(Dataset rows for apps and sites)
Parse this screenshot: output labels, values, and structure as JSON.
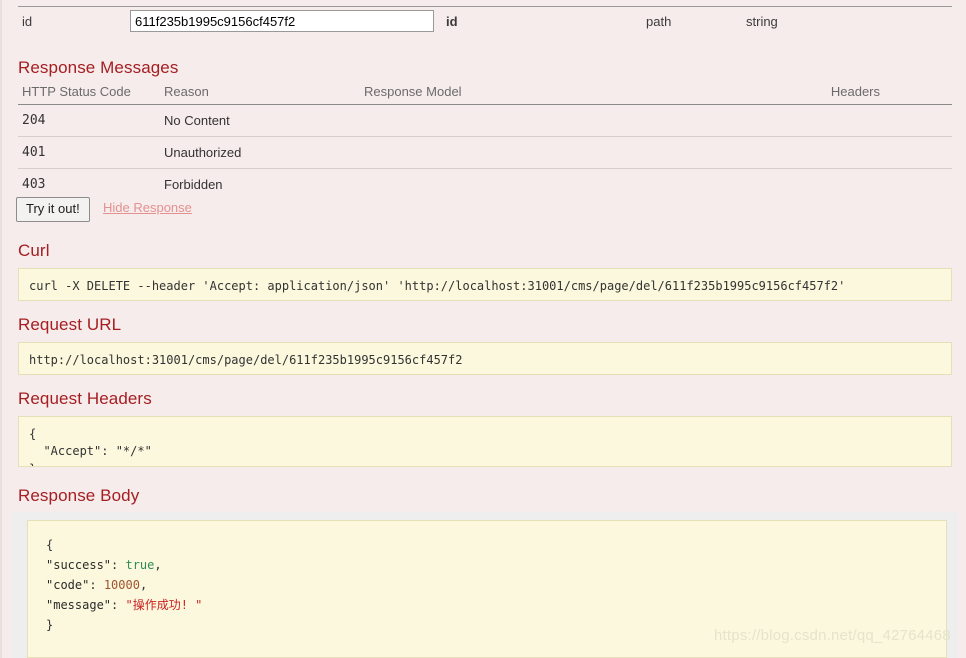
{
  "parameter_row": {
    "name": "id",
    "value": "611f235b1995c9156cf457f2",
    "description": "id",
    "param_type": "path",
    "data_type": "string"
  },
  "response_messages": {
    "title": "Response Messages",
    "columns": {
      "code": "HTTP Status Code",
      "reason": "Reason",
      "model": "Response Model",
      "headers": "Headers"
    },
    "rows": [
      {
        "code": "204",
        "reason": "No Content",
        "model": "",
        "headers": ""
      },
      {
        "code": "401",
        "reason": "Unauthorized",
        "model": "",
        "headers": ""
      },
      {
        "code": "403",
        "reason": "Forbidden",
        "model": "",
        "headers": ""
      }
    ]
  },
  "actions": {
    "try_it_out": "Try it out!",
    "hide_response": "Hide Response"
  },
  "curl": {
    "title": "Curl",
    "command": "curl -X DELETE --header 'Accept: application/json' 'http://localhost:31001/cms/page/del/611f235b1995c9156cf457f2'"
  },
  "request_url": {
    "title": "Request URL",
    "url": "http://localhost:31001/cms/page/del/611f235b1995c9156cf457f2"
  },
  "request_headers": {
    "title": "Request Headers",
    "body": "{\n  \"Accept\": \"*/*\"\n}"
  },
  "response_body": {
    "title": "Response Body",
    "open_brace": "{",
    "close_brace": "}",
    "lines": [
      {
        "key": "\"success\"",
        "sep": ": ",
        "value": "true",
        "kind": "bool",
        "comma": ","
      },
      {
        "key": "\"code\"",
        "sep": ": ",
        "value": "10000",
        "kind": "num",
        "comma": ","
      },
      {
        "key": "\"message\"",
        "sep": ": ",
        "value": "\"操作成功! \"",
        "kind": "str",
        "comma": ""
      }
    ]
  },
  "watermark": "https://blog.csdn.net/qq_42764468",
  "colors": {
    "background": "#f7ecec",
    "heading": "#a41e22",
    "code_bg": "#fbf8dd",
    "code_border": "#e6e0b8",
    "link": "#e39191",
    "json_bool": "#2e8b57",
    "json_num": "#a0522d",
    "json_str": "#cc2222"
  }
}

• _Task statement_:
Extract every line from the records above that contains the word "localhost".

• _Response box_:
    "command": "curl -X DELETE --header 'Accept: application/json' 'http://localhost:31001/cms/page/del/611f235b1995c9156cf457f2'"
    "url": "http://localhost:31001/cms/page/del/611f235b1995c9156cf457f2"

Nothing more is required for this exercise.